bhagata kAraNa rUpa narahari, dharyO Apa sharIra
hariNakashyapa mAr lInho.n, dharyO nAhina dhIra
bUDatE gajarAja rAkhyO, kiyO bAhara nIra
dAsa mIrA lAla giradhara, dukkha jahA.n tahA.n pIra
Hari, you (tum) remove (harO) the woes (bhIr) of all people (jana).
You (tum) lengthened (baDHAyO) Draupadi’s garment (chIr) and protected her dignity/honour (lAj rAkhI – an idiom).
For the sake (kAraNa) of your devotee (bhagata), you (Apa) assumed (dharyO) a body (sharIr) in the form (rUpa) of Narasimha (narahari).

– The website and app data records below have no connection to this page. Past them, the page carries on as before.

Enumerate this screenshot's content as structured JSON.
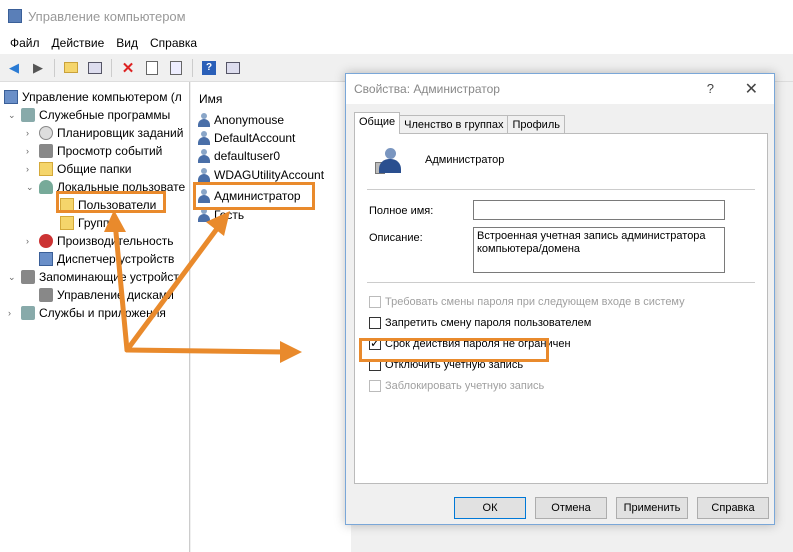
{
  "window": {
    "title": "Управление компьютером"
  },
  "menu": [
    "Файл",
    "Действие",
    "Вид",
    "Справка"
  ],
  "toolbar": {
    "icons": [
      "back-arrow-icon",
      "forward-arrow-icon",
      "folder-up-icon",
      "console-tree-icon",
      "delete-icon",
      "properties-icon",
      "export-icon",
      "help-icon",
      "view-icon"
    ]
  },
  "tree": {
    "root": "Управление компьютером (л",
    "services": "Служебные программы",
    "scheduler": "Планировщик заданий",
    "events": "Просмотр событий",
    "shared": "Общие папки",
    "localusers": "Локальные пользовате",
    "users": "Пользователи",
    "groups": "Группы",
    "performance": "Производительность",
    "devmgr": "Диспетчер устройств",
    "storage": "Запоминающие устройст",
    "diskmgmt": "Управление дисками",
    "svcapps": "Службы и приложения"
  },
  "list": {
    "header": "Имя",
    "items": [
      "Anonymouse",
      "DefaultAccount",
      "defaultuser0",
      "WDAGUtilityAccount",
      "Администратор",
      "Гость"
    ]
  },
  "dialog": {
    "title": "Свойства: Администратор",
    "help_glyph": "?",
    "close_glyph": "✕",
    "tabs": [
      "Общие",
      "Членство в группах",
      "Профиль"
    ],
    "username": "Администратор",
    "fullname_label": "Полное имя:",
    "fullname_value": "",
    "description_label": "Описание:",
    "description_value": "Встроенная учетная запись администратора компьютера/домена",
    "checkboxes": [
      {
        "label": "Требовать смены пароля при следующем входе в систему",
        "checked": false,
        "enabled": false
      },
      {
        "label": "Запретить смену пароля пользователем",
        "checked": false,
        "enabled": true
      },
      {
        "label": "Срок действия пароля не ограничен",
        "checked": true,
        "enabled": true
      },
      {
        "label": "Отключить учетную запись",
        "checked": false,
        "enabled": true
      },
      {
        "label": "Заблокировать учетную запись",
        "checked": false,
        "enabled": false
      }
    ],
    "buttons": {
      "ok": "ОК",
      "cancel": "Отмена",
      "apply": "Применить",
      "help": "Справка"
    }
  },
  "colors": {
    "highlight": "#e98a2c",
    "dialog_border": "#7aa7d8"
  }
}
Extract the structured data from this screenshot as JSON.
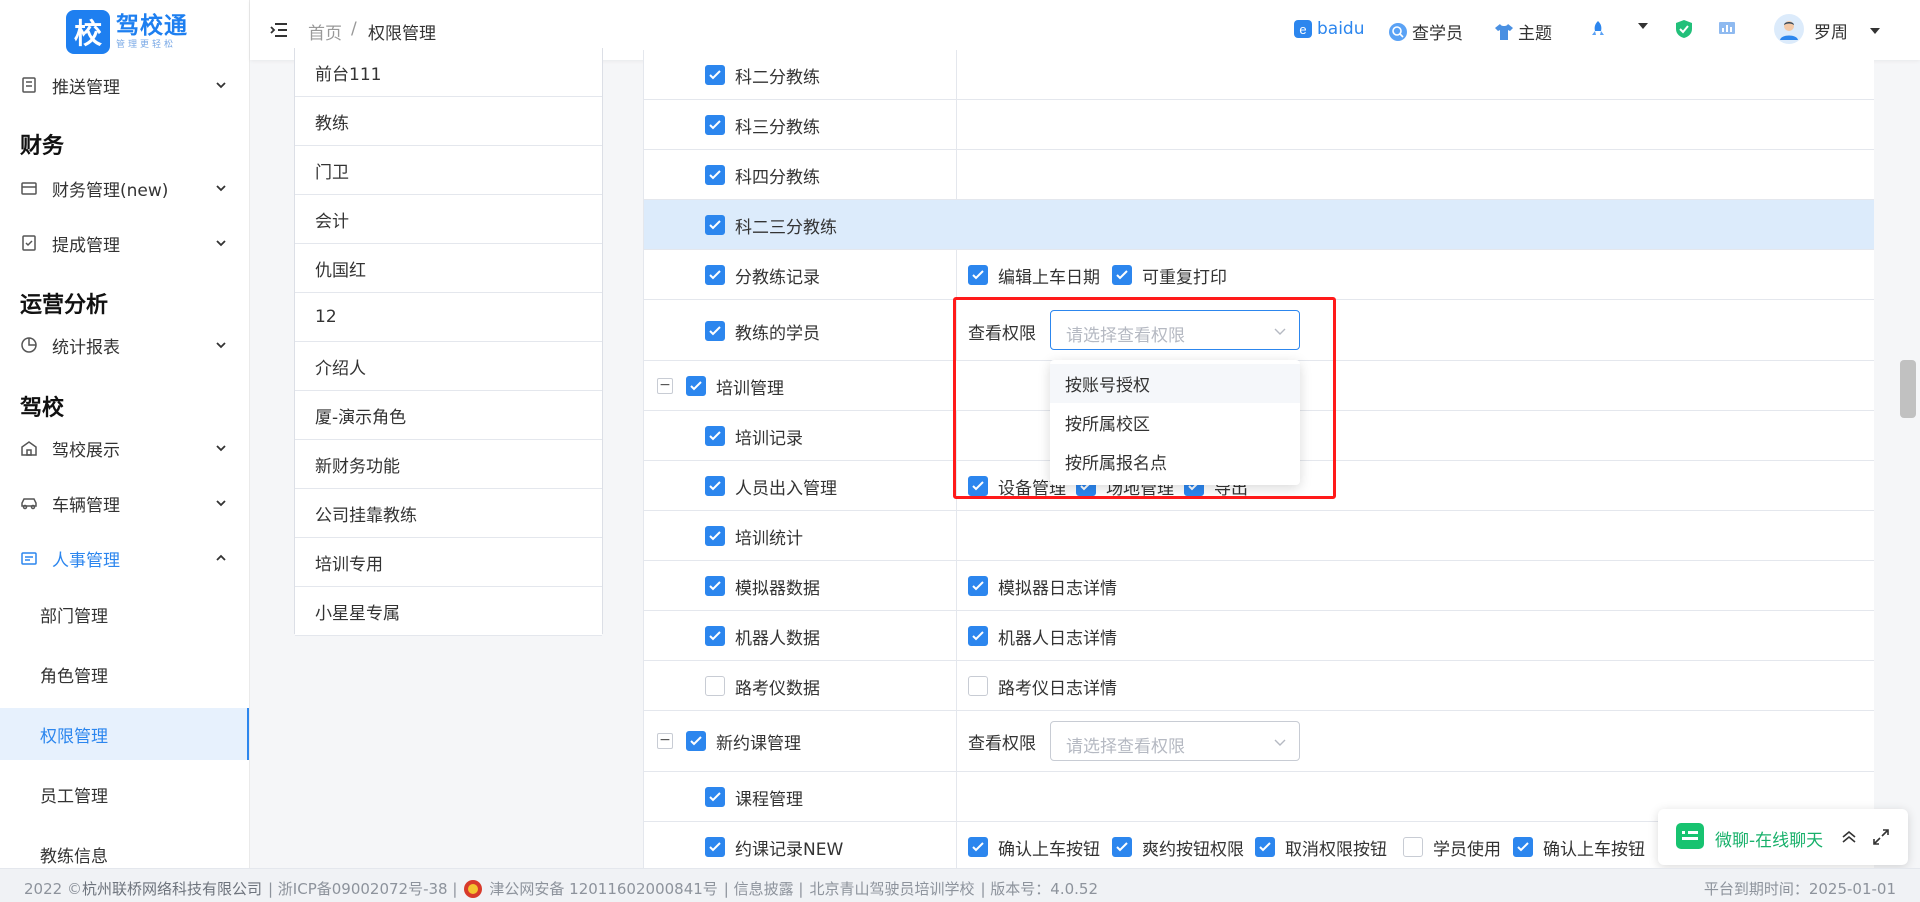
{
  "app": {
    "logo_char": "校",
    "logo_name": "驾校通",
    "logo_slogan": "管理更轻松"
  },
  "sidebar": {
    "items": [
      {
        "label": "推送管理"
      },
      {
        "group": "财务"
      },
      {
        "label": "财务管理(new)"
      },
      {
        "label": "提成管理"
      },
      {
        "group": "运营分析"
      },
      {
        "label": "统计报表"
      },
      {
        "group": "驾校"
      },
      {
        "label": "驾校展示"
      },
      {
        "label": "车辆管理"
      },
      {
        "label": "人事管理"
      }
    ],
    "sub_items": [
      "部门管理",
      "角色管理",
      "权限管理",
      "员工管理",
      "教练信息"
    ]
  },
  "header": {
    "breadcrumb": {
      "home": "首页",
      "sep": "/",
      "current": "权限管理"
    },
    "baidu": "baidu",
    "student_lookup": "查学员",
    "theme": "主题",
    "user": "罗周"
  },
  "roles": [
    "前台111",
    "教练",
    "门卫",
    "会计",
    "仇国红",
    "12",
    "介绍人",
    "厦-演示角色",
    "新财务功能",
    "公司挂靠教练",
    "培训专用",
    "小星星专属"
  ],
  "permissions": {
    "rows": [
      {
        "label": "科二分教练",
        "checked": true
      },
      {
        "label": "科三分教练",
        "checked": true
      },
      {
        "label": "科四分教练",
        "checked": true
      },
      {
        "label": "科二三分教练",
        "checked": true
      },
      {
        "label": "分教练记录",
        "checked": true,
        "subs": [
          {
            "label": "编辑上车日期",
            "checked": true
          },
          {
            "label": "可重复打印",
            "checked": true
          }
        ]
      },
      {
        "label": "教练的学员",
        "checked": true,
        "view_label": "查看权限",
        "view_placeholder": "请选择查看权限"
      },
      {
        "label": "培训管理",
        "checked": true
      },
      {
        "label": "培训记录",
        "checked": true
      },
      {
        "label": "人员出入管理",
        "checked": true,
        "subs": [
          {
            "label": "设备管理",
            "checked": true
          },
          {
            "label": "场地管理",
            "checked": true
          },
          {
            "label": "导出",
            "checked": true
          }
        ]
      },
      {
        "label": "培训统计",
        "checked": true
      },
      {
        "label": "模拟器数据",
        "checked": true,
        "subs": [
          {
            "label": "模拟器日志详情",
            "checked": true
          }
        ]
      },
      {
        "label": "机器人数据",
        "checked": true,
        "subs": [
          {
            "label": "机器人日志详情",
            "checked": true
          }
        ]
      },
      {
        "label": "路考仪数据",
        "checked": false,
        "subs": [
          {
            "label": "路考仪日志详情",
            "checked": false
          }
        ]
      },
      {
        "label": "新约课管理",
        "checked": true,
        "view_label": "查看权限",
        "view_placeholder": "请选择查看权限"
      },
      {
        "label": "课程管理",
        "checked": true
      },
      {
        "label": "约课记录NEW",
        "checked": true,
        "subs": [
          {
            "label": "确认上车按钮",
            "checked": true
          },
          {
            "label": "爽约按钮权限",
            "checked": true
          },
          {
            "label": "取消权限按钮",
            "checked": true
          },
          {
            "label": "学员使用",
            "checked": false
          },
          {
            "label": "确认上车按钮",
            "checked": true
          }
        ]
      }
    ]
  },
  "dropdown": {
    "options": [
      "按账号授权",
      "按所属校区",
      "按所属报名点"
    ]
  },
  "chat": {
    "label": "微聊-在线聊天"
  },
  "footer": {
    "left_prefix": "2022 ©",
    "company": "杭州联桥网络科技有限公司",
    "icp": "| 浙ICP备09002072号-38 |",
    "police": "津公网安备 12011602000841号",
    "disclosure": "| 信息披露 |",
    "school": "北京青山驾驶员培训学校",
    "version": "| 版本号：4.0.52",
    "expiry": "平台到期时间：2025-01-01"
  },
  "colors": {
    "accent": "#2c86ee",
    "highlight_row": "#dcebfb",
    "annotation_box": "#ff1a1a",
    "chat_green": "#17c370"
  }
}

You killed (mAra lInhO.n) Hiranyakashipu. (Sorry, could not make sense of second half of this line. Dharyo-you took on, nAhina-negation, dhIra-courageous…what could this mean?)
You (impled) saved (rAkhE) the drowning (bUDatE) king of elephants (gaja rAja) by (implied) taking him out (kiyO bAhara) of the water (nIra).
Meera, the devotee (dAsa) of her beloved (lAla) Krishna (giri-dhara=holder of mountain) says (implied) “wherever (jahA.n) there is suffering (dukkha), there (tahA.n) comes (implied) a divine/holy person (pIra)”. (Note : pIra also means pain/difficulty/sorrow. Some people translate this last line as ‘wherever there is suffering, there is pain’. But that seems repetitive to me. Meera has given examples of how when there is suffering, a divinity comes to aid us. So I’ll go with the definition of divine/holy/siddha for pIra).